Task to carry out: Nothing in the records may be left out or altered; reproduce them all exactly.

*** Data extract ***

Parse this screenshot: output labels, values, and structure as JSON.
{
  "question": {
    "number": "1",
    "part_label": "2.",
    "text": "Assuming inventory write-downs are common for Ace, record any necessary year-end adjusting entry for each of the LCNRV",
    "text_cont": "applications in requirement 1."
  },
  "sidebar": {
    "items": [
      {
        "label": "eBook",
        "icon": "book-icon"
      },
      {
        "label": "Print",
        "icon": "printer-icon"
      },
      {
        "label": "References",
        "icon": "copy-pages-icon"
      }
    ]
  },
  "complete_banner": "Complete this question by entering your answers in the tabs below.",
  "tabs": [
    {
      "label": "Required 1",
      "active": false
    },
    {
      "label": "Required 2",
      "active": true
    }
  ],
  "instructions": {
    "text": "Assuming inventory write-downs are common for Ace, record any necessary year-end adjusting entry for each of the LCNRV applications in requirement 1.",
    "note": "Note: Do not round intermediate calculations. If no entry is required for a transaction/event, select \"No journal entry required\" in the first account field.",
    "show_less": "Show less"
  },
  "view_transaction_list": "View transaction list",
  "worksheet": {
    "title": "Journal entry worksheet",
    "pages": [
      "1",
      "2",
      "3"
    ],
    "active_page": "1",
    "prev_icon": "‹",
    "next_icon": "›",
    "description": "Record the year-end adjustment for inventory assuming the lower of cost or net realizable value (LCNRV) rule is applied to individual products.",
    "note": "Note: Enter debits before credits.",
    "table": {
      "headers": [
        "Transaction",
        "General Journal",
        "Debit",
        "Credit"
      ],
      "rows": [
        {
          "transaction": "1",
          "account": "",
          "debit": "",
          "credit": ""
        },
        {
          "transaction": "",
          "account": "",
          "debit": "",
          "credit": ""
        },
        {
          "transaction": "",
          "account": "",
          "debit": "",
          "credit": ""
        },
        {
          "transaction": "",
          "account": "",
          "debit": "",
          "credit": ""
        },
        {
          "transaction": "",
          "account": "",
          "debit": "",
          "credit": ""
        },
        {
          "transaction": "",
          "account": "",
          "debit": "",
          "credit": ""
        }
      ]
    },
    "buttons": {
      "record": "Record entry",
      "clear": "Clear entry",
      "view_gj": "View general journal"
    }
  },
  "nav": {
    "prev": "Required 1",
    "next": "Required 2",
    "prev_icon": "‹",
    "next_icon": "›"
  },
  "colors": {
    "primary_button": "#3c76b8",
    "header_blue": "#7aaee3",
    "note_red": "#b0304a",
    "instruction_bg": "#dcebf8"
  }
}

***

Answer below:
Parse this screenshot: output labels, values, and structure as JSON.
{
  "question": {
    "number": "1",
    "part_label": "2.",
    "text": "Assuming inventory write-downs are common for Ace, record any necessary year-end adjusting entry for each of the LCNRV",
    "text_cont": "applications in requirement 1."
  },
  "sidebar": {
    "items": [
      {
        "label": "eBook",
        "icon": "book-icon"
      },
      {
        "label": "Print",
        "icon": "printer-icon"
      },
      {
        "label": "References",
        "icon": "copy-pages-icon"
      }
    ]
  },
  "complete_banner": "Complete this question by entering your answers in the tabs below.",
  "tabs": [
    {
      "label": "Required 1",
      "active": false
    },
    {
      "label": "Required 2",
      "active": true
    }
  ],
  "instructions": {
    "text": "Assuming inventory write-downs are common for Ace, record any necessary year-end adjusting entry for each of the LCNRV applications in requirement 1.",
    "note": "Note: Do not round intermediate calculations. If no entry is required for a transaction/event, select \"No journal entry required\" in the first account field.",
    "show_less": "Show less"
  },
  "view_transaction_list": "View transaction list",
  "worksheet": {
    "title": "Journal entry worksheet",
    "pages": [
      "1",
      "2",
      "3"
    ],
    "active_page": "1",
    "prev_icon": "‹",
    "next_icon": "›",
    "description": "Record the year-end adjustment for inventory assuming the lower of cost or net realizable value (LCNRV) rule is applied to individual products.",
    "note": "Note: Enter debits before credits.",
    "table": {
      "headers": [
        "Transaction",
        "General Journal",
        "Debit",
        "Credit"
      ],
      "rows": [
        {
          "transaction": "1",
          "account": "",
          "debit": "",
          "credit": ""
        },
        {
          "transaction": "",
          "account": "",
          "debit": "",
          "credit": ""
        },
        {
          "transaction": "",
          "account": "",
          "debit": "",
          "credit": ""
        },
        {
          "transaction": "",
          "account": "",
          "debit": "",
          "credit": ""
        },
        {
          "transaction": "",
          "account": "",
          "debit": "",
          "credit": ""
        },
        {
          "transaction": "",
          "account": "",
          "debit": "",
          "credit": ""
        }
      ]
    },
    "buttons": {
      "record": "Record entry",
      "clear": "Clear entry",
      "view_gj": "View general journal"
    }
  },
  "nav": {
    "prev": "Required 1",
    "next": "Required 2",
    "prev_icon": "‹",
    "next_icon": "›"
  },
  "colors": {
    "primary_button": "#3c76b8",
    "header_blue": "#7aaee3",
    "note_red": "#b0304a",
    "instruction_bg": "#dcebf8"
  }
}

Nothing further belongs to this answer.